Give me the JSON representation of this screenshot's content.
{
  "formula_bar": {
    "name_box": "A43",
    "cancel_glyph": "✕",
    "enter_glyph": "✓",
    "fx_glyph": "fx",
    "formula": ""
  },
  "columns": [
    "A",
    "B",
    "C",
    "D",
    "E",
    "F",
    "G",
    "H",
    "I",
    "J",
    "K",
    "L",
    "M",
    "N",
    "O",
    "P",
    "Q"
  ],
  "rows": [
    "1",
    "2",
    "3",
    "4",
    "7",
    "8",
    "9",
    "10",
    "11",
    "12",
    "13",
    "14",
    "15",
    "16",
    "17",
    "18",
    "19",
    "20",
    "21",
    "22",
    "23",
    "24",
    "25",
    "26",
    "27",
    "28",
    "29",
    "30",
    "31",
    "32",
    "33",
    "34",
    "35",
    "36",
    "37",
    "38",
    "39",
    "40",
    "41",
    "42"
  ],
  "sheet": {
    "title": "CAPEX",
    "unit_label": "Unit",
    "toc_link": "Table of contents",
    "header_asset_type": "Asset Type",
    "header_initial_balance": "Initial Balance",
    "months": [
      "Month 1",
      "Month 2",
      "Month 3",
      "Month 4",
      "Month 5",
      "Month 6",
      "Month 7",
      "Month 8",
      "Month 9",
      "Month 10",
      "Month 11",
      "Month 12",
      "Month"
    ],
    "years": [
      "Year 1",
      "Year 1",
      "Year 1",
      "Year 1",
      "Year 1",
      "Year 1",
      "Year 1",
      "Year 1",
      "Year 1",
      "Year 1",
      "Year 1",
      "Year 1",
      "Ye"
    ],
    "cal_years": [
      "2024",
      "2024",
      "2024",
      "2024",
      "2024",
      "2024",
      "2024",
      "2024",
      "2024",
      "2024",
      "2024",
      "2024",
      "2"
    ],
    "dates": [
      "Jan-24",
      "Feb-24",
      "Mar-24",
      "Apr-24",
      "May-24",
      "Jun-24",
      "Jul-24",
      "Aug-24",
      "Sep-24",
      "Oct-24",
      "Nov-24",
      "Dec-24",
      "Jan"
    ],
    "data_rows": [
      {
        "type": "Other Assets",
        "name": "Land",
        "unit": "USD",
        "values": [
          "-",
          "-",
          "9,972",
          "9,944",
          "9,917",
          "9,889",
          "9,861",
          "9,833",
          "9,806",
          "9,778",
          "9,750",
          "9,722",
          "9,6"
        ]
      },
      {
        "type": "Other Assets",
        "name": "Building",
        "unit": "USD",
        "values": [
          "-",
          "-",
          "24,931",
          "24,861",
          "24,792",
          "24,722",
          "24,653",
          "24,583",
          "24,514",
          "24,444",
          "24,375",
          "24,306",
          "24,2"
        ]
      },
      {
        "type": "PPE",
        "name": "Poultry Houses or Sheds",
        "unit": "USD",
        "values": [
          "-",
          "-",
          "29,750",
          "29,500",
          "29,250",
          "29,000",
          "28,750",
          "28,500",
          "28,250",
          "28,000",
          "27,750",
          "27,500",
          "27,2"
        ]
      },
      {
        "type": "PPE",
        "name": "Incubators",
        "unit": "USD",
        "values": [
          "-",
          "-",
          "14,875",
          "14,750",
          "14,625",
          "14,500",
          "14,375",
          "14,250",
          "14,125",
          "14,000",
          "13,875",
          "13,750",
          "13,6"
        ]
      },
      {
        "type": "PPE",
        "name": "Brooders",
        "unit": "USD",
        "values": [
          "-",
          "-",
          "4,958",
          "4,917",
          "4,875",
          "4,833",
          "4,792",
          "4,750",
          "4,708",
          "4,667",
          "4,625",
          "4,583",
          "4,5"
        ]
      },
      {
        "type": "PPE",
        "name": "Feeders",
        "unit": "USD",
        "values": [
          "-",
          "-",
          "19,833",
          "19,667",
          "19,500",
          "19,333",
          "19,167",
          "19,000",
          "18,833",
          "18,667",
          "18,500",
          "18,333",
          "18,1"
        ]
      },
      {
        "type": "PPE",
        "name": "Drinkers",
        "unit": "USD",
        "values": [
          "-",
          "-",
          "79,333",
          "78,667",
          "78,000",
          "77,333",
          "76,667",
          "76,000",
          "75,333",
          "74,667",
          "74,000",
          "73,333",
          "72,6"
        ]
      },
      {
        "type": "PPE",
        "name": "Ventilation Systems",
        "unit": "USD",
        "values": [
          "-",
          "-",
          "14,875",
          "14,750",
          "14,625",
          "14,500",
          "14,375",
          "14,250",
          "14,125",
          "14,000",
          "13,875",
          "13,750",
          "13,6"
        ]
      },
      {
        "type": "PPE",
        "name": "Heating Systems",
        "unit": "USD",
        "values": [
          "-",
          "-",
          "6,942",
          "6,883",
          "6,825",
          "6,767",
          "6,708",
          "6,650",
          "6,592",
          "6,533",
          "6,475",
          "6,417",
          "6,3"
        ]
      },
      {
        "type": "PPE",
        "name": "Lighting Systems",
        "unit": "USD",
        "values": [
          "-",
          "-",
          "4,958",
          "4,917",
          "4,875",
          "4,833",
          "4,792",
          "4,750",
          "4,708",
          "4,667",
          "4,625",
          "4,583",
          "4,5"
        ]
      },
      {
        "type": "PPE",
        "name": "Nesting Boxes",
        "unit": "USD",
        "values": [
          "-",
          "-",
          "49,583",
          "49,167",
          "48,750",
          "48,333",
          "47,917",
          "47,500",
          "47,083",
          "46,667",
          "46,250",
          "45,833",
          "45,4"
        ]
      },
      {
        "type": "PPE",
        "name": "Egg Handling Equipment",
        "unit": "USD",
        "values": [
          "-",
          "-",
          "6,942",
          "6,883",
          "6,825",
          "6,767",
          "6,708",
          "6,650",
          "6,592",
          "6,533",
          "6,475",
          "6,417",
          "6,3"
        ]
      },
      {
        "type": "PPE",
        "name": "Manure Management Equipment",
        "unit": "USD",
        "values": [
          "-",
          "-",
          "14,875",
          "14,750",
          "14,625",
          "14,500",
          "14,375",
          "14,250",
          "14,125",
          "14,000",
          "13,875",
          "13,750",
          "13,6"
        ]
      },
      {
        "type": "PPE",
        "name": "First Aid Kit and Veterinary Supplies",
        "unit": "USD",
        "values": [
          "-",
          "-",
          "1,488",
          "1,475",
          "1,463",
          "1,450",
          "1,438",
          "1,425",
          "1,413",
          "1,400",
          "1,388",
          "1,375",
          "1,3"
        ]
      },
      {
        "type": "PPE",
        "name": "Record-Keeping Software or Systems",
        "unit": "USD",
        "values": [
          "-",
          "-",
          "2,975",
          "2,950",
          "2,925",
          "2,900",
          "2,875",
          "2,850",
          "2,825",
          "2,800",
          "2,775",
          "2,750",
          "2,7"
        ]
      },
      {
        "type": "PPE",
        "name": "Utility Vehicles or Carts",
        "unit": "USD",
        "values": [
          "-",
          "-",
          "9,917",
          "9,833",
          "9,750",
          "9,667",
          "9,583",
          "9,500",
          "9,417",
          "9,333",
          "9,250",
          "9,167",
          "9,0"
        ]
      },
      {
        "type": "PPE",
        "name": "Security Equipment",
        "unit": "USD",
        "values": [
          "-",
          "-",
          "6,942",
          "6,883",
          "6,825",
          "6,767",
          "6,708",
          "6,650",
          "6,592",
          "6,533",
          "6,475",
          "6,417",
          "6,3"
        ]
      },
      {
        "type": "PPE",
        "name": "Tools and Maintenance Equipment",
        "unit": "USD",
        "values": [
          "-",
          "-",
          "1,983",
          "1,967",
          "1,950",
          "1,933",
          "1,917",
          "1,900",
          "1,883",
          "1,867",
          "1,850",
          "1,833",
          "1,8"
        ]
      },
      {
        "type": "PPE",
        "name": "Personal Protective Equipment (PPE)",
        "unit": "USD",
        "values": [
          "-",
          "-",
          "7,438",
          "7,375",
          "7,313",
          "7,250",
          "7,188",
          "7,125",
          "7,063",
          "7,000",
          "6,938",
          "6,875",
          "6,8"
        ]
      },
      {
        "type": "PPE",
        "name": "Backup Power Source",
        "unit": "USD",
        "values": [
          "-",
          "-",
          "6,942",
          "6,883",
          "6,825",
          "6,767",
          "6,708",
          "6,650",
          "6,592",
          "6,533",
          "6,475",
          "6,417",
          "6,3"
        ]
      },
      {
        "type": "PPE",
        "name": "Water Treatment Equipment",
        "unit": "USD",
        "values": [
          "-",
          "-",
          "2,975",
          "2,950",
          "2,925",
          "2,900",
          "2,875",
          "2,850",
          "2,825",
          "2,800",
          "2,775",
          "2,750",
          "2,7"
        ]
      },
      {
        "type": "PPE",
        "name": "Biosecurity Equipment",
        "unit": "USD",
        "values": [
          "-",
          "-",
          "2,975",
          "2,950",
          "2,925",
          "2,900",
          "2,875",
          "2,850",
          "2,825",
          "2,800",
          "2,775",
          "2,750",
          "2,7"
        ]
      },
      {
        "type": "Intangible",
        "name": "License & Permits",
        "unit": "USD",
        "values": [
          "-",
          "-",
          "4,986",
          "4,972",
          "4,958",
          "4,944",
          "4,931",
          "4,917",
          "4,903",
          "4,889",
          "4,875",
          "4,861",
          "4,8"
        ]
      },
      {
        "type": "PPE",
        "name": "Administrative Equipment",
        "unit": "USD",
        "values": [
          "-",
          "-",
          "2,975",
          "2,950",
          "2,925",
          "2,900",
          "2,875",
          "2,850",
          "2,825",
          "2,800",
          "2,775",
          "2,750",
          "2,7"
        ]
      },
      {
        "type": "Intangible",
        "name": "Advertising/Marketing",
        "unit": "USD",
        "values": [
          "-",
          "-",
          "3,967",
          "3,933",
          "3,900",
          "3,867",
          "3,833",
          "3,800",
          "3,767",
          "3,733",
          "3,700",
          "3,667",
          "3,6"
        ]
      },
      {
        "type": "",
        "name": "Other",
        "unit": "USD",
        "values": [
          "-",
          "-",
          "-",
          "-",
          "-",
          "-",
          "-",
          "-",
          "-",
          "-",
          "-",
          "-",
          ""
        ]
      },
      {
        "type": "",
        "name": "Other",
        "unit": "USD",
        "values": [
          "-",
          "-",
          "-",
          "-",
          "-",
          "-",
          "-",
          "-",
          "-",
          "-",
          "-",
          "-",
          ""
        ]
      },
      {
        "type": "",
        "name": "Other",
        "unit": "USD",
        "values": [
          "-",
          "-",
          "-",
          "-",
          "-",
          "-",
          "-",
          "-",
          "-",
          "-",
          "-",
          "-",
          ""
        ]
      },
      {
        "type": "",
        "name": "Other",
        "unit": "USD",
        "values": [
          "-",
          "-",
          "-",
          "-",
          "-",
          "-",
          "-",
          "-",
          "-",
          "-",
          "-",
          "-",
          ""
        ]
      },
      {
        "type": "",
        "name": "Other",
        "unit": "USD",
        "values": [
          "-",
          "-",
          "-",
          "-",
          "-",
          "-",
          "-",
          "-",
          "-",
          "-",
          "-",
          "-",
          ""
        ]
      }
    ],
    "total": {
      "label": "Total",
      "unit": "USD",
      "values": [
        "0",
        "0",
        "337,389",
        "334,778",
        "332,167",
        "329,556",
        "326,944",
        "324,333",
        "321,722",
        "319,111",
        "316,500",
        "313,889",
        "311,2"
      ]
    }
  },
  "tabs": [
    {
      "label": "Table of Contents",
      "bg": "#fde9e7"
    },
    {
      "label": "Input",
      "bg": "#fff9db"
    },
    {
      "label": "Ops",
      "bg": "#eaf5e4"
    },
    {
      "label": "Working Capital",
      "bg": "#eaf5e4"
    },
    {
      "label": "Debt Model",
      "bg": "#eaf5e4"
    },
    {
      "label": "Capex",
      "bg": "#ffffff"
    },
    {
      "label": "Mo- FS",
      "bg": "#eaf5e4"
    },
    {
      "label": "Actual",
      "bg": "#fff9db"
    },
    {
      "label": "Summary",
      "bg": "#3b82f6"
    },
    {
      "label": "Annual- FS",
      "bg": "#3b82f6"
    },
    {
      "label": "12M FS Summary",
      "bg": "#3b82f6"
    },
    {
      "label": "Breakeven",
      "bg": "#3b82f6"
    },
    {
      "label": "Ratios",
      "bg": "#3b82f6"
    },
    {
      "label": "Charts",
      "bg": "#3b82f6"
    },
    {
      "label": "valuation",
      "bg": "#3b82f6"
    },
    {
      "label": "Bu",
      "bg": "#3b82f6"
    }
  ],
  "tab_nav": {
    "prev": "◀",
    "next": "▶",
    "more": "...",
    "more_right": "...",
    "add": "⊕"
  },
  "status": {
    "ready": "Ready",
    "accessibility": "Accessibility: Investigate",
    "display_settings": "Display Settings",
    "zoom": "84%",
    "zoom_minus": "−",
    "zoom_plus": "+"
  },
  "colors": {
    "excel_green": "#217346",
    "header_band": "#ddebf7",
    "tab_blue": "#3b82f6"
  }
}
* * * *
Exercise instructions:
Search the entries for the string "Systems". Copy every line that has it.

Response:
        "name": "Ventilation Systems",
        "name": "Heating Systems",
        "name": "Lighting Systems",
        "name": "Record-Keeping Software or Systems",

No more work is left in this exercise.